Taking a multi-pronged approach to anxiety can be powerful. Here we explore how one of those prongs, exercise, can help us manage anxiety
If you’ve ever experienced anxiety, you’ll probably know that it can trigger some intense physical reactions. There’s a certain energy about anxiety, to me it feels like I’m a shaken up can of soda, fizzing with fear.
Now, there are lots of techniques that can help anxiety. I’ve had cognitive behavioural therapy in the past, and I find both meditation and journaling helpful. When I am particularly fizzy however, there’s only one thing that really helps. Moving my body.
I’ll either put on some music and dance in my bedroom (not following any steps, just moving in a way that feels fun), go to a Pilates class or grab my towel and head to my local pool. There’s something oddly soothing about swimming; the gentle hum of fellow swimmers in the background, the comforting scent of chlorine and the way I can sync my breathing with my strokes. It makes the entire process a joy.
Intuitive movement advocate and personal trainer Tally Rye discusses the power of joyful movement on Happiful’s podcast I am. I have.
When I’m done with these activities, it’s like the anxiety, or fizz, has been released and my body can settle again. The idea that exercise is good for our mental health isn’t a new one, but its true power continues to be explored.
A new study being carried out by academics from University College London will see NHS mental health trusts using ‘social prescribing’ to encourage 600 young people on waiting lists to take part in dance, music, sport and exercise. The study will look at how this supports mental wellbeing and, if successful, could see more activities being made available for those on waiting lists.
While it’s been acknowledged that these activities are no substitute for other forms of support like talking therapies, it can help people cope with challenges, especially if waiting for treatment. So what is it about exercise, and joyful movement especially, that’s so helpful for anxiety?
It puts you in the here and now
This is what I most love about the activities I do. Whether spinning with arms outstretched at home, engaging my core in a Pilates move or gliding through the water at the pool, I am present. I am in my body, not my head. Sure, the odd anxious thought might pop into my head from time to time, but because I’m physically moving I find it easier to move my attention back to that.

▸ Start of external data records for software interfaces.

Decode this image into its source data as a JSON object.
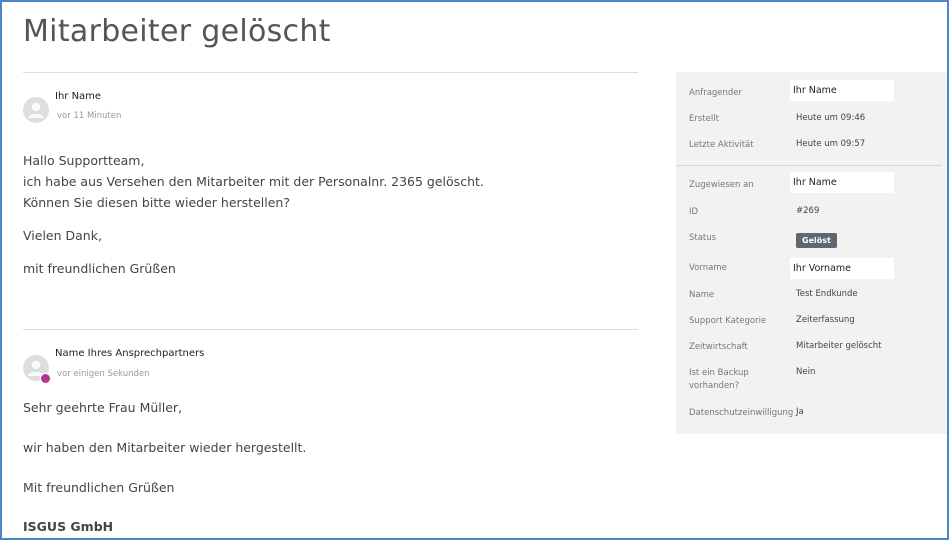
{
  "ticket": {
    "title": "Mitarbeiter gelöscht"
  },
  "messages": [
    {
      "author": "Ihr Name",
      "time": "vor 11 Minuten",
      "lines": [
        "Hallo Supportteam,",
        "ich habe aus Versehen den Mitarbeiter mit der Personalnr. 2365 gelöscht.",
        "Können Sie diesen bitte wieder herstellen?"
      ],
      "thanks": "Vielen Dank,",
      "closing": "mit freundlichen Grüßen"
    },
    {
      "author": "Name Ihres Ansprechpartners",
      "time": "vor einigen Sekunden",
      "greeting": "Sehr geehrte Frau Müller,",
      "text": "wir haben den Mitarbeiter wieder hergestellt.",
      "closing": "Mit freundlichen Grüßen",
      "signature": "ISGUS GmbH"
    }
  ],
  "sidebar": {
    "requester": {
      "label": "Anfragender",
      "value": "Ihr Name"
    },
    "created": {
      "label": "Erstellt",
      "value": "Heute um 09:46"
    },
    "last_activity": {
      "label": "Letzte Aktivität",
      "value": "Heute um 09:57"
    },
    "assignee": {
      "label": "Zugewiesen an",
      "value": "Ihr Name"
    },
    "id": {
      "label": "ID",
      "value": "#269"
    },
    "status": {
      "label": "Status",
      "value": "Gelöst",
      "color": "#5d6875"
    },
    "first_name": {
      "label": "Vorname",
      "value": "Ihr Vorname"
    },
    "name": {
      "label": "Name",
      "value": "Test Endkunde"
    },
    "support_category": {
      "label": "Support Kategorie",
      "value": "Zeiterfassung"
    },
    "time_management": {
      "label": "Zeitwirtschaft",
      "value": "Mitarbeiter gelöscht"
    },
    "backup": {
      "label": "Ist ein Backup vorhanden?",
      "value": "Nein"
    },
    "privacy_consent": {
      "label": "Datenschutzeinwilligung",
      "value": "Ja"
    }
  },
  "colors": {
    "frame_border": "#4a86c8",
    "presence": "#b3378a",
    "sidebar_bg": "#f2f2f2"
  }
}
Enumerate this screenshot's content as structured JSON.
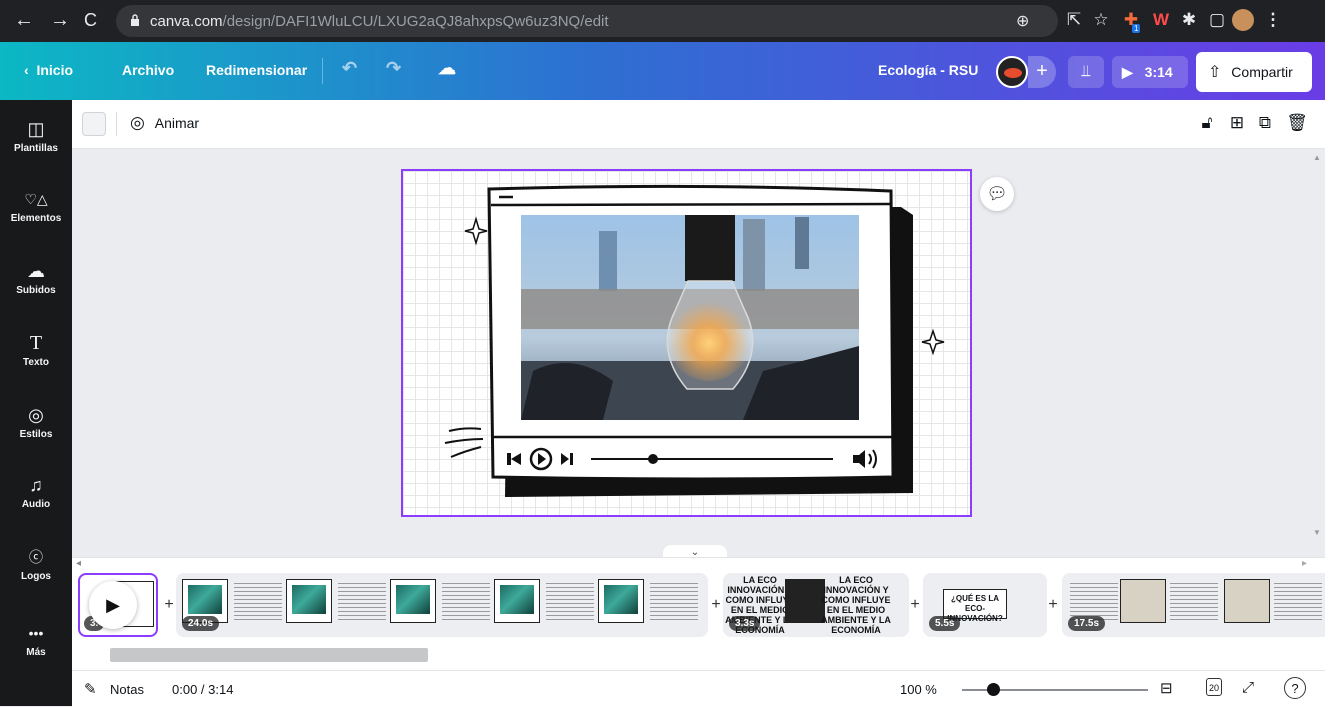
{
  "browser": {
    "url_domain": "canva.com",
    "url_path": "/design/DAFI1WluLCU/LXUG2aQJ8ahxpsQw6uz3NQ/edit",
    "extension_badge": "1"
  },
  "header": {
    "home": "Inicio",
    "file": "Archivo",
    "resize": "Redimensionar",
    "design_title": "Ecología - RSU",
    "present_time": "3:14",
    "share": "Compartir",
    "add_member": "+"
  },
  "sidebar": {
    "items": [
      {
        "label": "Plantillas",
        "icon": "templates-icon"
      },
      {
        "label": "Elementos",
        "icon": "elements-icon"
      },
      {
        "label": "Subidos",
        "icon": "upload-icon"
      },
      {
        "label": "Texto",
        "icon": "text-icon"
      },
      {
        "label": "Estilos",
        "icon": "palette-icon"
      },
      {
        "label": "Audio",
        "icon": "music-icon"
      },
      {
        "label": "Logos",
        "icon": "logos-icon"
      },
      {
        "label": "Más",
        "icon": "more-icon"
      }
    ]
  },
  "toolbar": {
    "animate": "Animar"
  },
  "timeline": {
    "clips": [
      {
        "duration": "3.",
        "selected": true
      },
      {
        "duration": "24.0s"
      },
      {
        "duration": "3.3s",
        "text": "LA ECO INNOVACIÓN Y COMO INFLUYE EN EL MEDIO AMBIENTE Y LA ECONOMÍA",
        "text2": "LA ECO INNOVACIÓN Y COMO INFLUYE EN EL MEDIO AMBIENTE Y LA ECONOMÍA"
      },
      {
        "duration": "5.5s",
        "text": "¿QUÉ ES LA ECO-INNOVACIÓN?"
      },
      {
        "duration": "17.5s"
      }
    ]
  },
  "bottom": {
    "notes": "Notas",
    "time": "0:00 / 3:14",
    "zoom": "100 %",
    "page_count": "20"
  },
  "colors": {
    "accent": "#8b3dff",
    "header_start": "#0cb8c4",
    "header_end": "#6a3ce6",
    "sidebar": "#18191b"
  }
}
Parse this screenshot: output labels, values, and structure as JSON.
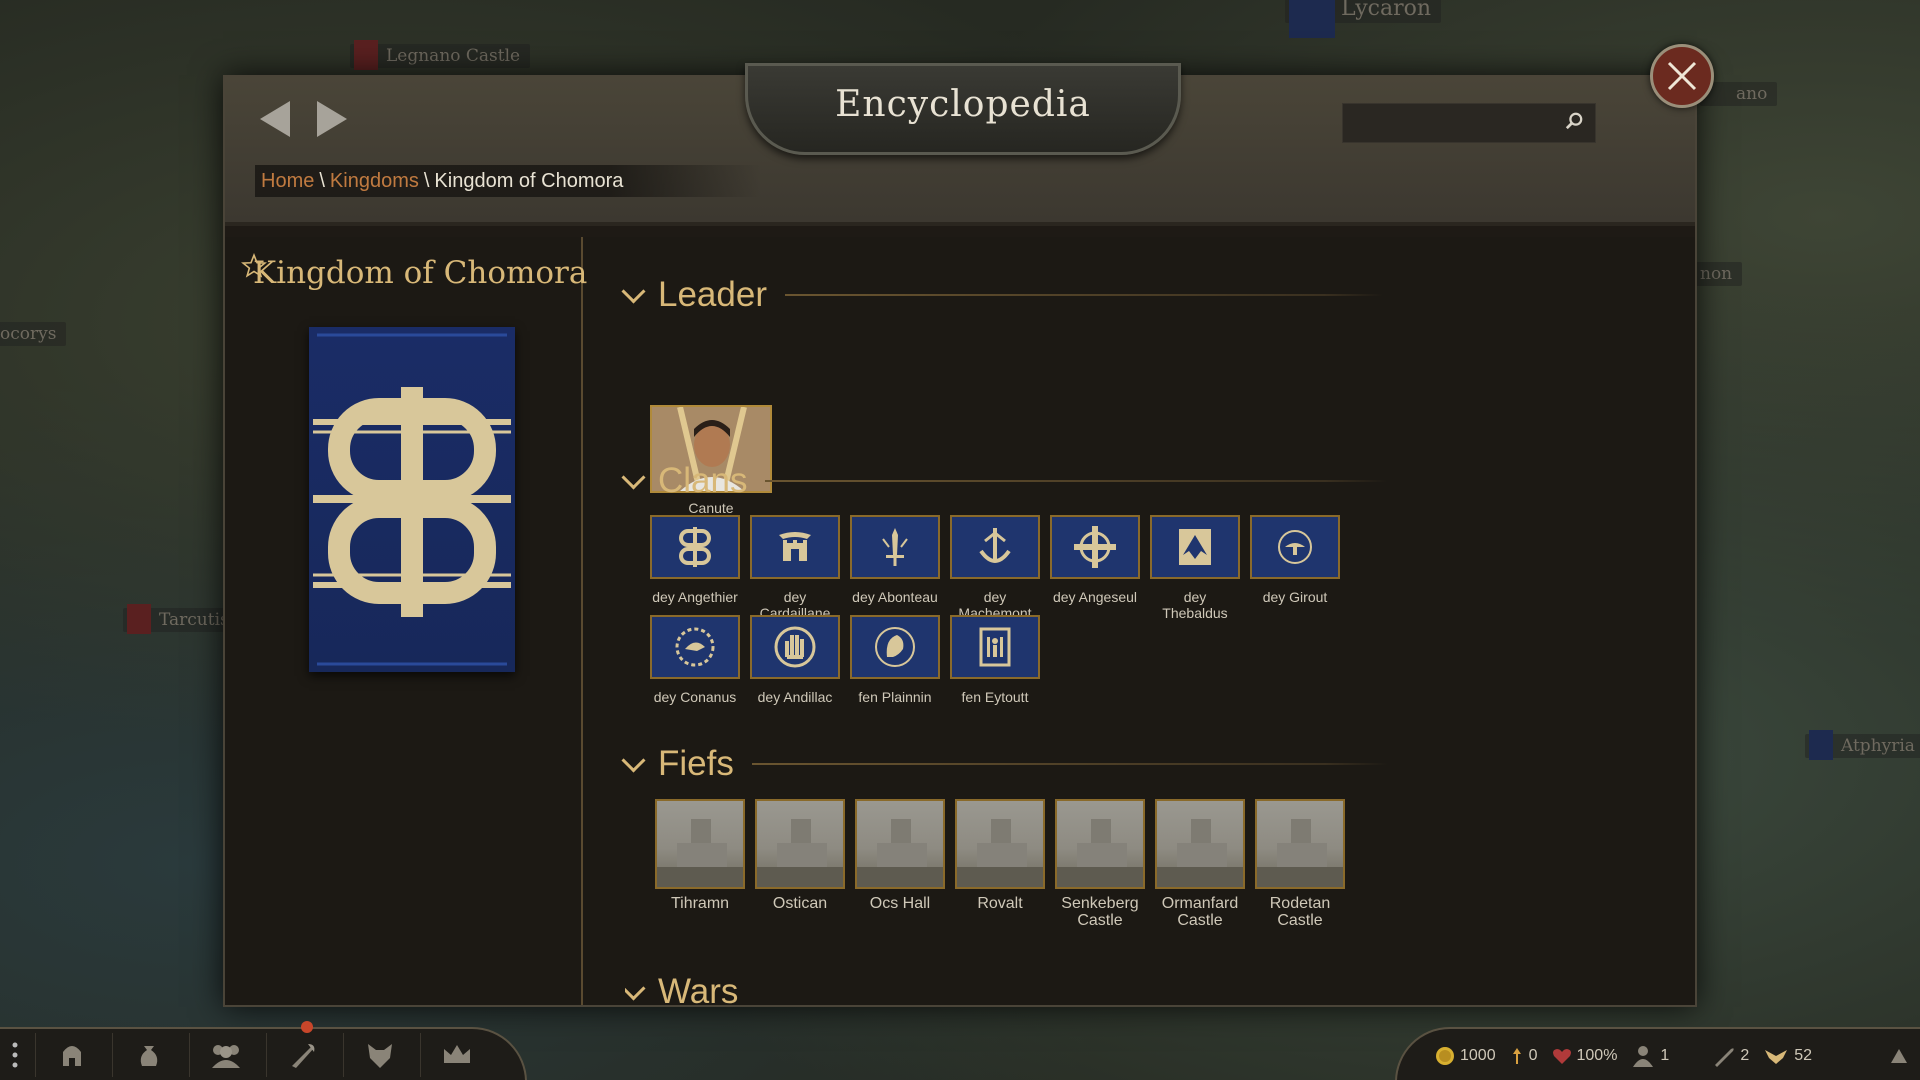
{
  "header": {
    "title": "Encyclopedia",
    "search": {
      "placeholder": "",
      "value": ""
    },
    "breadcrumb": {
      "home": "Home",
      "kingdoms": "Kingdoms",
      "sep": "\\",
      "current": "Kingdom of Chomora"
    }
  },
  "map_labels": [
    "Legnano Castle",
    "Lycaron",
    "ano",
    "ocorys",
    "Tarcutis",
    "non",
    "Atphyria"
  ],
  "kingdom": {
    "name": "Kingdom of Chomora",
    "banner_color": "#1a2c66",
    "banner_emblem_color": "#d8c79a"
  },
  "sections": {
    "leader": "Leader",
    "clans": "Clans",
    "fiefs": "Fiefs",
    "wars": "Wars"
  },
  "leader": {
    "name": "Canute"
  },
  "clans": [
    {
      "name": "dey Angethier",
      "icon": "double-ring-icon"
    },
    {
      "name": "dey Cardaillane",
      "icon": "castle-gate-icon"
    },
    {
      "name": "dey Abonteau",
      "icon": "sword-icon"
    },
    {
      "name": "dey Machemont",
      "icon": "anchor-icon"
    },
    {
      "name": "dey Angeseul",
      "icon": "cross-wheel-icon"
    },
    {
      "name": "dey Thebaldus",
      "icon": "eagle-icon"
    },
    {
      "name": "dey Girout",
      "icon": "lamp-icon"
    },
    {
      "name": "dey Conanus",
      "icon": "wreath-bird-icon"
    },
    {
      "name": "dey Andillac",
      "icon": "hand-icon"
    },
    {
      "name": "fen Plainnin",
      "icon": "lion-head-icon"
    },
    {
      "name": "fen Eytoutt",
      "icon": "tower-figure-icon"
    }
  ],
  "fiefs": [
    "Tihramn",
    "Ostican",
    "Ocs Hall",
    "Rovalt",
    "Senkeberg Castle",
    "Ormanfard Castle",
    "Rodetan Castle"
  ],
  "status": {
    "gold": "1000",
    "influence": "0",
    "health": "100%",
    "troops": "1",
    "workshops": "2",
    "food": "52"
  },
  "colors": {
    "accent_gold": "#d8b878",
    "link_orange": "#c07a40",
    "clan_bg": "#1f356e"
  }
}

Anxiety often pushes our attention to the past (ruminating about something we’ve done or said) or the future (worrying about what might happen), so anything that can bring us back to the present moment can help.
It reduces stress
Stress is a physical thing and it can manifest in our body, leading to tight muscles. Often, when we release the physical tension, it can help to release some of the mental tension too. If I could, I would have weekly massages for this, but for now exercise fits the bill. Moving my body in certain ways and doing lots of stretching helps my muscles stay loose and flexible, which somehow makes my mind feel the same.
It releases endorphins
This is the scientific bit. When we exercise, our bodies release endorphins – the ‘feel good’ hormone. This is what’s reducing our mental stress and making us feel good. Personally, I find what really enhances this effect is doing something I truly enjoy.
I’ve tried lots of things over the years, from hitting the gym before work to running, but those activities always felt like a chore. While endorphins were surely being released, it all fell a bit flat. Now I’ve found activities that I genuinely enjoy, I notice those endorphins so much more. I’m also far more likely to keep up with exercise when I know I’m going to enjoy it.
It boosts confidence
This is a side-effect of exercise I hadn’t given much thought to until recently, but it’s an important one. When we exercise and start to see progress, we can feel a boost of confidence in our abilities. We see that we can accomplish things, and that feels pretty great.
Just this week I went for a walk, doing a route I hadn’t done in months. The reason I’d been avoiding the route was because there’s a hill involved and I always struggled with it. But this time, there was no struggle. After keeping up with swimming and Pilates for several months, my body has gotten stronger. Being able to see this progress feels incredible (so here’s a reminder to celebrate your movement wins).
We should never underestimate the power of fun. It can feel hard to come by, especially when we’re struggling with our mental health, but finding an activity you enjoy can provide an oh-so important glimmer of hope.
Try adding fun elements to your exercise routine with your favourite music or by exercising with others. The social element can offer accountability while helping you feel more socially connected.
If you’re struggling with anxiety, support is available. For free advice, you can call Anxiety UK on 03444 775 774 between 9.30am – 5.30pm, Monday – Friday (except bank holidays) and if you’re looking to work with a therapist, you can visit Counselling Directory.